▶ Work order
Search the listing below for the word "label", and copy every line in which it turns up.

▶ Study material
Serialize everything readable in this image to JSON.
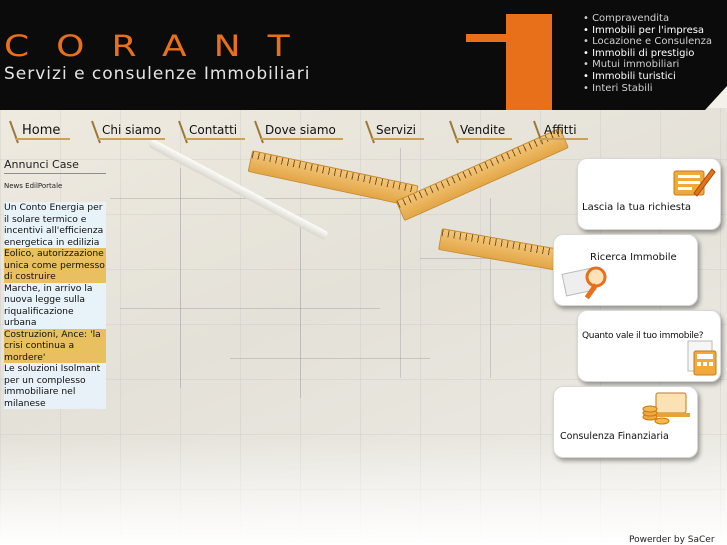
{
  "brand": {
    "name": "CORANT",
    "tagline": "Servizi e consulenze Immobiliari",
    "accent_color": "#e8701a",
    "header_color": "#0b0b0b"
  },
  "services": [
    "Compravendita",
    "Immobili per l'impresa",
    "Locazione e Consulenza",
    "Immobili di prestigio",
    "Mutui immobiliari",
    "Immobili turistici",
    "Interi Stabili"
  ],
  "nav": [
    {
      "label": "Home"
    },
    {
      "label": "Chi siamo"
    },
    {
      "label": "Contatti"
    },
    {
      "label": "Dove siamo"
    },
    {
      "label": "Servizi"
    },
    {
      "label": "Vendite"
    },
    {
      "label": "Affitti"
    }
  ],
  "sidebar": {
    "annunci": "Annunci Case",
    "news_title": "News EdilPortale",
    "news": [
      {
        "text": "Un Conto Energia per il solare termico e incentivi all'efficienza energetica in edilizia",
        "highlight": false
      },
      {
        "text": "Eolico, autorizzazione unica come permesso di costruire",
        "highlight": true
      },
      {
        "text": "Marche, in arrivo la nuova legge sulla riqualificazione urbana",
        "highlight": false
      },
      {
        "text": "Costruzioni, Ance: 'la crisi continua a mordere'",
        "highlight": true
      },
      {
        "text": "Le soluzioni Isolmant per un complesso immobiliare nel milanese",
        "highlight": false
      }
    ]
  },
  "actions": {
    "richiesta": "Lascia la tua richiesta",
    "ricerca": "Ricerca Immobile",
    "valutazione": "Quanto vale il tuo immobile?",
    "finanziaria": "Consulenza Finanziaria"
  },
  "icons": {
    "richiesta": "form-pen-icon",
    "ricerca": "magnifier-document-icon",
    "valutazione": "calculator-document-icon",
    "finanziaria": "coins-laptop-icon"
  },
  "footer": {
    "credit": "Powerder by SaCer"
  }
}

▶ Finished task
      "label": "Home"
      "label": "Chi siamo"
      "label": "Contatti"
      "label": "Dove siamo"
      "label": "Servizi"
      "label": "Vendite"
      "label": "Affitti"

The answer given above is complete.